There’s more than one way to make recycled glass beads. One way is to start with glass that is already colored, such as green bottle glass. Another way is to start with clear glass and add color to it. In either case, the glass is ground up into fine particles, put into molds and then baked in an outdoor oven at a very high temperature.

bead oven

When the beads come out of the oven, their color is not apparent. This man places them in a basic cement basin and douses them with water.

before beads are washed

After they’ve been washed, you can see how pretty they are. These are particularly large beads.

after beads are washed

Many of the beads have designs on them. We thought at first that the designs were painted on, but actually they are created when the glass is still in powder form. The bead makers add different colors of powdered glass to the mold and create designs by moving the powder around with small, toothpick-like tools. The result is like a miniature version of those colored sand sculptures inside glass vases that you see for sale in sea shell shops at the beach in the US. When the beads bake, the color sets.

The entire procedure is extremely labor intensive. Each bead is made by hand.

This woman is stringing some finished beads to prepare them for sale.

stringing beads

Yes, we bought some. How could we not?

From Upper East to Volta Region

Friday, March 2nd, 2007

Okay, so we finished our Tour de Ghana over a month ago, but we are only now finishing blogging about it. Sorry.

From Sirigu, we toured around the surrounding area. Near a little village called Bongo, there is a large balancing rock at the top of a hill that resonates when struck. We asked a couple of kids to take us there, but soon more kids joined us till there were about 15. Fortunately, they were nice kids. Some of them did a little dance for us while others “played” the rock. Here’s how they might look on an album cover.

Bongo kids

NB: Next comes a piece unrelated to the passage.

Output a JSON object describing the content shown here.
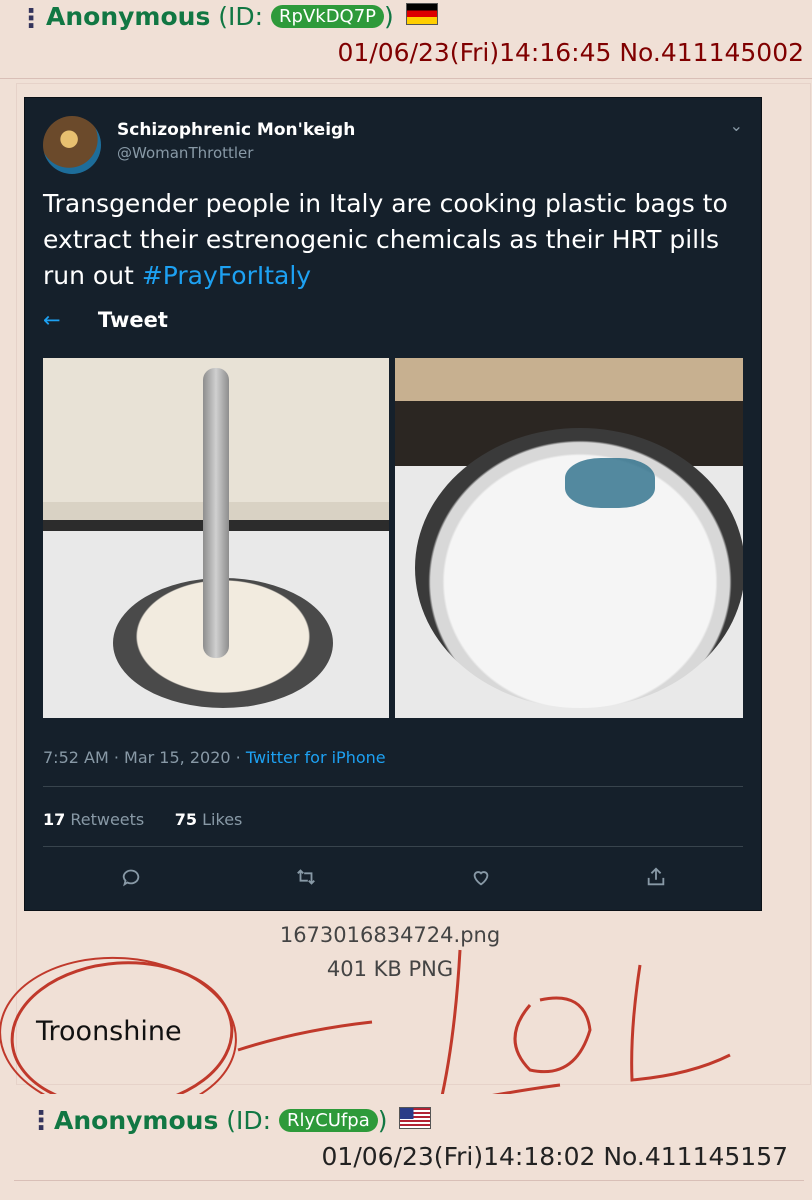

Our jaunt through Tongo and Tengzug was less enjoyable. When we opted not to take a paid tour, a man on a bicycle chased us down to make sure we didn’t get out of the car to take photos on our own. Can a person photograph balancing rocks in the sunset without paying? Apparently not in Tongo/Tengzug.

That night we slept in a hotel in Tamale. Woke up with a mysterious, itchy rash on my arm. Emily had a salve for me to apply to it, thank goodness. Hooray for thoughtful friends and Smile’s Prid Homeopathic Salve.  Boo for crummy hotels.
We decided to return to Accra via the Volta region rather than retracing our steps. Although the description of the Tamale-Bimbilla-Nkwanta-Hohoe route in the guidebook was discouraging, we were determined and resigned ourselves to an all-day drive. Well, I guess the road has improved a great deal since the book was written because travel time was a LOT faster than we expected. Dusty, though.

The Volta region is greener and hillier than the north, and we enjoyed seeing the different landsape. After a night in Hohoe, we headed to the Mountain Paradise Lodge in Biakpa. They have basic accomodations with no electricity, but it’s actually pretty nice. We took a guided hike. Parts of it were challenging and even required a rope.

G climbing up rope

On the same hike we came across a mound of earth that had something cooking inside of it. It turned out to be charcoal. We learned that charcoal does not come from the supermarket or hardware store after all.
The man who made the charcoal farms cocoa and cassava in the area. He also makes his own palm oil, the most commonly used cooking oil here. Dan raised a bottle with him.

yummy palm oil